Great stereo, and the manic V8 roar is now accented by a slick little whir from the turbochargers. It's a cantata in eight cylinders.
Lots of cool little bibs and bobs here. You have the adjustable suspension and gearbox settings, but you also have a top view camera that works like mystical magic. There are also parking sensors, automatic everything, and those amazing dynamic seats. Not much left to want here.
Here's where you run into an issue. The Cadillac CTS-V Wagon, which has similar power but isn't as well equipped or as nice to be in as the E63, costs about $73,000. This E63 AMG S Wagon was $114,000, and you can't even get one for less than $102,000.
Should you choose an E63 over a CTS-V? Depends on what you want. The Caddy is more old school hot rod, this is more technological wunderkind. The E63 Wagon is nearly a $50,000 premium over the E350 wagon. You get a lot for that $50,000, but that's huge.

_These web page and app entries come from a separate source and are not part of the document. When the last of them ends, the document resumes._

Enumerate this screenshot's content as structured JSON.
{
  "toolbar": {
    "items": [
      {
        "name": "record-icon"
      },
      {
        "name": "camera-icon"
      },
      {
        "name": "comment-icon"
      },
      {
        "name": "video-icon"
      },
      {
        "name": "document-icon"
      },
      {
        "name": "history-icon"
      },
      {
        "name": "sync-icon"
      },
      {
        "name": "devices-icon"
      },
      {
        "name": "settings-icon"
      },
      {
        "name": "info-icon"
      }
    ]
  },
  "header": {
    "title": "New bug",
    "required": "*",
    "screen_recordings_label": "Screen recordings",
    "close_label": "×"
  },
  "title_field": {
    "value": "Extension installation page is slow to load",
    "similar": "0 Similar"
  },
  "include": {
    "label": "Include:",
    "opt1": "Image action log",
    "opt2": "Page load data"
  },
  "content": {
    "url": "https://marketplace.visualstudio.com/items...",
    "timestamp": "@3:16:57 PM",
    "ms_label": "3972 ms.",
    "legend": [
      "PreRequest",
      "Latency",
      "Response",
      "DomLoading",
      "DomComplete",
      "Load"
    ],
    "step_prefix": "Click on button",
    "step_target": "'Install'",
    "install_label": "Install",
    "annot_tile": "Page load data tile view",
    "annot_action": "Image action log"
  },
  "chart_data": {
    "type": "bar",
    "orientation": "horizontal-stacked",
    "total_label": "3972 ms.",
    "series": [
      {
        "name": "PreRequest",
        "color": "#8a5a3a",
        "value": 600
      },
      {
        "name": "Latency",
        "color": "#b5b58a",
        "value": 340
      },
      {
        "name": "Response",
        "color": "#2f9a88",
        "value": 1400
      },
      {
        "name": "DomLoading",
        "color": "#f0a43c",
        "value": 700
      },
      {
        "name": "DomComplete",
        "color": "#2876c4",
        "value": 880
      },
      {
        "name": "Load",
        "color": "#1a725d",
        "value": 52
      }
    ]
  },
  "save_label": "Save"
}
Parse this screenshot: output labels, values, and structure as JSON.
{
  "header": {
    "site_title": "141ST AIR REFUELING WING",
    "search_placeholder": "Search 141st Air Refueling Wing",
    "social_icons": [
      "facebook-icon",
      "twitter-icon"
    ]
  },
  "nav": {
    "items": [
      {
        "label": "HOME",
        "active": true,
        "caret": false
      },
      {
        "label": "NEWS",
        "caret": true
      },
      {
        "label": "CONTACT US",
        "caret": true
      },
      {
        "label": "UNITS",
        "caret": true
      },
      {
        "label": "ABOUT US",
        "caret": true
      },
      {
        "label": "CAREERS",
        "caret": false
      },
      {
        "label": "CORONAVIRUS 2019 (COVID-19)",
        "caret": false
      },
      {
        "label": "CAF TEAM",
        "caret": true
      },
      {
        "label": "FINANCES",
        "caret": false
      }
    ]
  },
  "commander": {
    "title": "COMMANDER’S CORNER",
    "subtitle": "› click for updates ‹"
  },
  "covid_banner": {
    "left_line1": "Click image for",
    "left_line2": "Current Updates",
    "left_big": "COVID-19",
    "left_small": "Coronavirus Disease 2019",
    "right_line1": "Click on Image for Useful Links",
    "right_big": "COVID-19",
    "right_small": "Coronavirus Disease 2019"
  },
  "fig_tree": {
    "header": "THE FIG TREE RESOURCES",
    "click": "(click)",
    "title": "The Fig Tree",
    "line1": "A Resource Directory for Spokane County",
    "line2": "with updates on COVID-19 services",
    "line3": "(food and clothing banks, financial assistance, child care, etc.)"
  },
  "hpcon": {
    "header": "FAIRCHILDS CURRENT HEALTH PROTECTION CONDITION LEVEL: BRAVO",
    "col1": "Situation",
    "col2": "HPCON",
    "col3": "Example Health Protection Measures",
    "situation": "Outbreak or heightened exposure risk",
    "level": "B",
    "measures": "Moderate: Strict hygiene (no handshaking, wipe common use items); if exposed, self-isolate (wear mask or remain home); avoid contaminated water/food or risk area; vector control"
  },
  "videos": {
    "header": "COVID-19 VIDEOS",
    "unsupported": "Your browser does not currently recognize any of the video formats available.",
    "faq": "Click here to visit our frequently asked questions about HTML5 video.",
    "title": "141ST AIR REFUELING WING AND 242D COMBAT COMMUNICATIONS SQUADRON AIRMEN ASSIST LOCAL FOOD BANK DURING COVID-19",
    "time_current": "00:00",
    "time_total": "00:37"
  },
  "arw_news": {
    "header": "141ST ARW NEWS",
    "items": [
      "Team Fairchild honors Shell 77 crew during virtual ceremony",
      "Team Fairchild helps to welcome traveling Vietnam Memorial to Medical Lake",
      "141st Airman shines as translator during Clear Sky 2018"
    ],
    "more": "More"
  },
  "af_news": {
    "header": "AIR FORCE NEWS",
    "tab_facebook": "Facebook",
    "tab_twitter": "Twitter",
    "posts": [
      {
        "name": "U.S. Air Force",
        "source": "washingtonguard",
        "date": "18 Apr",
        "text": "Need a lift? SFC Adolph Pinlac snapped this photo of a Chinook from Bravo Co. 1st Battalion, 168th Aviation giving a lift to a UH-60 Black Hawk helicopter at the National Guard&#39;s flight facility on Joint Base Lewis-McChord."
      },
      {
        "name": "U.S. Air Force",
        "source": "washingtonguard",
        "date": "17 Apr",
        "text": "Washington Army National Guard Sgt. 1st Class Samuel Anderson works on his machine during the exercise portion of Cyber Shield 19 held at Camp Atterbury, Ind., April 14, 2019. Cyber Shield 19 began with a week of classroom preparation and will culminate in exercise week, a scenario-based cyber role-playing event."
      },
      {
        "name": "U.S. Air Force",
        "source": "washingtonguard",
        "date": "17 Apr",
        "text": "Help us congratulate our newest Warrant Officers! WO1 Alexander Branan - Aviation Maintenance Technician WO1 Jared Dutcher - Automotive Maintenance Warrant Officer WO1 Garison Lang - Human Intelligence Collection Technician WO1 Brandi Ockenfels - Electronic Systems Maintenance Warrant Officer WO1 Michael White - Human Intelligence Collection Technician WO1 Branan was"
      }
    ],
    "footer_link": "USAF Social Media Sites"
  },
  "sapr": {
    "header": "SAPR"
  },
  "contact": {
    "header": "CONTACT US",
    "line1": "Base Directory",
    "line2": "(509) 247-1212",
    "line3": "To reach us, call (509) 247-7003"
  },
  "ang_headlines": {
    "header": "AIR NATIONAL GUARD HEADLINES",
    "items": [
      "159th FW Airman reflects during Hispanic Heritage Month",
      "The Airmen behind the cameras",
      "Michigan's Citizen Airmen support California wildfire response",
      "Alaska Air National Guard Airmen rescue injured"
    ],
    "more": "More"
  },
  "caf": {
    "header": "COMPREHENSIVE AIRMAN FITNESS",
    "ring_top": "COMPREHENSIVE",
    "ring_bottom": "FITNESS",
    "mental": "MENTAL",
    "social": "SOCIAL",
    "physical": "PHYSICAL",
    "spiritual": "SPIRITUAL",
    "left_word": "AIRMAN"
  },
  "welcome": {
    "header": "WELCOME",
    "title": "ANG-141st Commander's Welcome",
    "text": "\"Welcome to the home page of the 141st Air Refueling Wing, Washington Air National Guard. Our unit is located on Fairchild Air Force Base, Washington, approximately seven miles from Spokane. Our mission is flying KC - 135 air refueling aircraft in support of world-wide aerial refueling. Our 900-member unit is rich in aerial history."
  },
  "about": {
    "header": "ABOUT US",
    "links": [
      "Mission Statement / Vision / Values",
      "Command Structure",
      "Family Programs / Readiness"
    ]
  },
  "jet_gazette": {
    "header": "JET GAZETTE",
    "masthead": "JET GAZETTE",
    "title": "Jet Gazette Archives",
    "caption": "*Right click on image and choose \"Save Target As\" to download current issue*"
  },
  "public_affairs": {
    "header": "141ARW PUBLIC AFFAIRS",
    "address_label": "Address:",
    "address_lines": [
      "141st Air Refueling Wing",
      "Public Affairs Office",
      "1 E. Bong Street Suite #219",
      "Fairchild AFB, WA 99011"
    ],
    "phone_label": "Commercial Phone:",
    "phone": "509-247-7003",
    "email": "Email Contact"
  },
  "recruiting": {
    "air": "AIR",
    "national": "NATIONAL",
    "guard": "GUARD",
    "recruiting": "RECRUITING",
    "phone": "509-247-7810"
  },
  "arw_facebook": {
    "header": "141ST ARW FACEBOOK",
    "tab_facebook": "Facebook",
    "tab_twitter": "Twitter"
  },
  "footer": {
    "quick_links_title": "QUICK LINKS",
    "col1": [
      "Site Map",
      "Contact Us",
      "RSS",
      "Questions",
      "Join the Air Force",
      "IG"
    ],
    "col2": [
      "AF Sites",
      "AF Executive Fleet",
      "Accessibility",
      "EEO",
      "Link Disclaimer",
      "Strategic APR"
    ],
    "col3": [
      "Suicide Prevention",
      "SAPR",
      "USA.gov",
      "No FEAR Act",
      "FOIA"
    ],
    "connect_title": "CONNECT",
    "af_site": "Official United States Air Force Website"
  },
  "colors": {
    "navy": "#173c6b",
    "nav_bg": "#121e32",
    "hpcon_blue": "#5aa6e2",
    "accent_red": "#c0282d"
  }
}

Still, why am I complaining? Mercedes is giving America its fastest wagon. This is cause for celebration and joy. Mercedes is giving us wagon-addicted car perverts exactly what we want.
Engine: 5.5L Turbocharged V8
Power: 577 HP at 5,500 RPM/ 590 LB-FT at 2,000 RPM
Transmission: Seven-Speed Automatic
0-60 Time: 3.6 (!!!!!!) seconds
Top Speed: 186 (!!!!!!) mph
Drivetrain: All-Wheel Drive
Curb Weight: 4,674
Seating: 5 people
MPG: 15 City/21 Highway
MSRP: $102,000 (As tested, $114,000)